-- PROVIDED ENTRIES follows --

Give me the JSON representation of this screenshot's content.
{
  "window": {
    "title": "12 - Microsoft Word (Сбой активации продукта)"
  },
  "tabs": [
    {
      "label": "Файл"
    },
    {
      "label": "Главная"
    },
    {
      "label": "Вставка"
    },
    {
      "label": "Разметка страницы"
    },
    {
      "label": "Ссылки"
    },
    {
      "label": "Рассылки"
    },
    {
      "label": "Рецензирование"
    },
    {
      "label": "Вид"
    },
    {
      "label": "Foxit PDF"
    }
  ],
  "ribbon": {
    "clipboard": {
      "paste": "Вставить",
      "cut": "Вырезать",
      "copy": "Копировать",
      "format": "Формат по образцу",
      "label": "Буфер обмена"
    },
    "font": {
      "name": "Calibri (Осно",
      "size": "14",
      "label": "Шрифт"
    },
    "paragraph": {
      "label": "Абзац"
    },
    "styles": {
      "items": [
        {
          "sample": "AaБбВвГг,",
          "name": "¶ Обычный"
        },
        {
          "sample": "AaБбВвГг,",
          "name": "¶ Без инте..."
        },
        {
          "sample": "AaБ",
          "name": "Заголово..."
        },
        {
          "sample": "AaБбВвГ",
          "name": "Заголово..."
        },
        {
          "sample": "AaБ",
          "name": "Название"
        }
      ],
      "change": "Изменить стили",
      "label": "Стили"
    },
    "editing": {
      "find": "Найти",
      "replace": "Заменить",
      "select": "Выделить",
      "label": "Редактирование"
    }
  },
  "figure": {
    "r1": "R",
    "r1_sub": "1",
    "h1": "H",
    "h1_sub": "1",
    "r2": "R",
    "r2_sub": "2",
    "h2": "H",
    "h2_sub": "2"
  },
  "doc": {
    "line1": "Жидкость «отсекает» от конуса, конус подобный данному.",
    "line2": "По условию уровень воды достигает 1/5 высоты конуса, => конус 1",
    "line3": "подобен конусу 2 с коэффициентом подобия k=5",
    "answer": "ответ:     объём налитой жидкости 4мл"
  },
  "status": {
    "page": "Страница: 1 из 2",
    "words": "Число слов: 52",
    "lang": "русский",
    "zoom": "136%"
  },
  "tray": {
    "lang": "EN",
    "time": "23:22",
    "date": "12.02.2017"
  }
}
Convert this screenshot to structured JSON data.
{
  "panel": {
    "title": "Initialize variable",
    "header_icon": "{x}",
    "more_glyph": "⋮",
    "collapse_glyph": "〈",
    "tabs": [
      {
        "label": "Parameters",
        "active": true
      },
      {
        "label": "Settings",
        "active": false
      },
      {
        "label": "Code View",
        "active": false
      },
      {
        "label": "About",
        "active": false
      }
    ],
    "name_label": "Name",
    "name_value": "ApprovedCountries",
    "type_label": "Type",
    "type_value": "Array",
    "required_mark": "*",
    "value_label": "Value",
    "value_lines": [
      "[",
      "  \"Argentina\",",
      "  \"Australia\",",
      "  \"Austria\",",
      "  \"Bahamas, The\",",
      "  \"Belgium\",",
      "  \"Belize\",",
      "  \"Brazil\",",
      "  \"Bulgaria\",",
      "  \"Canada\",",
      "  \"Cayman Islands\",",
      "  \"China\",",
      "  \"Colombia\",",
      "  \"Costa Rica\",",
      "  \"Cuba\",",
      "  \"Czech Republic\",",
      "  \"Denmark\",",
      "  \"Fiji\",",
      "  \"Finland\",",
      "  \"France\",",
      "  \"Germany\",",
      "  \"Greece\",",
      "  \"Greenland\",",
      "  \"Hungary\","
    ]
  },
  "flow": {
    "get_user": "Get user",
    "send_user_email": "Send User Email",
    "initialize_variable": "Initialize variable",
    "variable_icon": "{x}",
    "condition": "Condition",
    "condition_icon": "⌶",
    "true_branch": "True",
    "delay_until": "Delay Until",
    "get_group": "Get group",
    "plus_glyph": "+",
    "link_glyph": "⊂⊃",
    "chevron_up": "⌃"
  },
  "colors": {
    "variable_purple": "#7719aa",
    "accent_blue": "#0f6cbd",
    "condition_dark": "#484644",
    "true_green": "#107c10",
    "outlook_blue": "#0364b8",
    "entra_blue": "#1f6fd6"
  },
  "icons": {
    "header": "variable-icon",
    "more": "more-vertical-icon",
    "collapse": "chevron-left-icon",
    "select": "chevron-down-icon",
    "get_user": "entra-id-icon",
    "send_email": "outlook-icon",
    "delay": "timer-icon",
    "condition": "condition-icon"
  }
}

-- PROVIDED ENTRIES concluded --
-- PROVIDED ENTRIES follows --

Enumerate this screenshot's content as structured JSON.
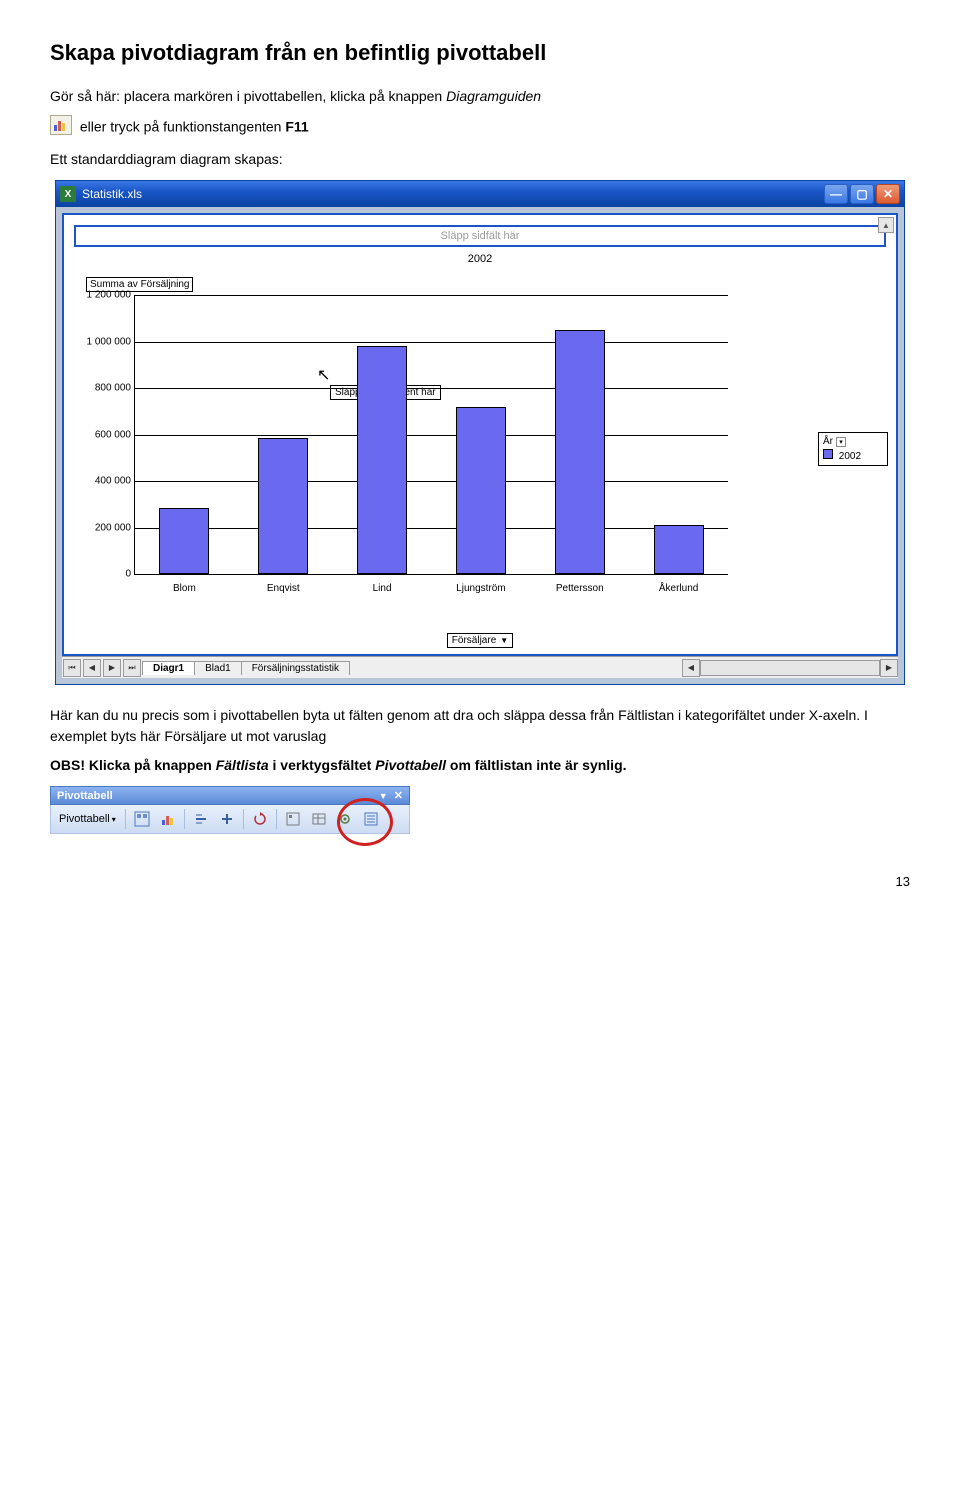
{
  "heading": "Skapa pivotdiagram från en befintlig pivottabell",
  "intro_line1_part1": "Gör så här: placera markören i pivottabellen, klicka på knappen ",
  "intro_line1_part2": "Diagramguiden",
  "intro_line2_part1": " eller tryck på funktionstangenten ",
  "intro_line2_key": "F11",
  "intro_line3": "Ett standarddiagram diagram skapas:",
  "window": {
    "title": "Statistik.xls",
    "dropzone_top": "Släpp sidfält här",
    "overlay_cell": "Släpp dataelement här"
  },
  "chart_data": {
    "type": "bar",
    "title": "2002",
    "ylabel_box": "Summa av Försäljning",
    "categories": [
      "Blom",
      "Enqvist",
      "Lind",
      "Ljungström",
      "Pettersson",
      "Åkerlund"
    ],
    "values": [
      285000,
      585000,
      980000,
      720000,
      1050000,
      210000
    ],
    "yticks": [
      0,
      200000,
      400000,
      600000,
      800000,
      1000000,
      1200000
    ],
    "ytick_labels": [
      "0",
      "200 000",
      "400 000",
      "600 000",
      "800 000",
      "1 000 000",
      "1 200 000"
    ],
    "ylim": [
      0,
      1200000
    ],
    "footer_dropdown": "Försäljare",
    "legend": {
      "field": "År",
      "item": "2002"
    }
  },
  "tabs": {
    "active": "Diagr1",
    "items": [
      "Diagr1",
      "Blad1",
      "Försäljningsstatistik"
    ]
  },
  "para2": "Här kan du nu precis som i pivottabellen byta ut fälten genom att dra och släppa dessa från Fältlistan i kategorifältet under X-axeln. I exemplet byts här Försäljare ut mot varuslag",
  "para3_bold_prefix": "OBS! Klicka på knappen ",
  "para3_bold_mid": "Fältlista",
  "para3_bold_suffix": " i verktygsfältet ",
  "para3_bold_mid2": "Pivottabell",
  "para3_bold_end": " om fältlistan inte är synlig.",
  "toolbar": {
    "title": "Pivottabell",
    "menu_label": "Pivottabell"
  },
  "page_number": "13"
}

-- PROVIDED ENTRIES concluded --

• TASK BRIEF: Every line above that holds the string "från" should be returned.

• EXPECTED ANSWER:
  "heading": "Skapa pivotdiagram från en befintlig pivottabell",
  "para2": "Här kan du nu precis som i pivottabellen byta ut fälten genom att dra och släppa dessa från Fältlistan i kategorifältet under X-axeln. I exemplet byts här Försäljare ut mot varuslag",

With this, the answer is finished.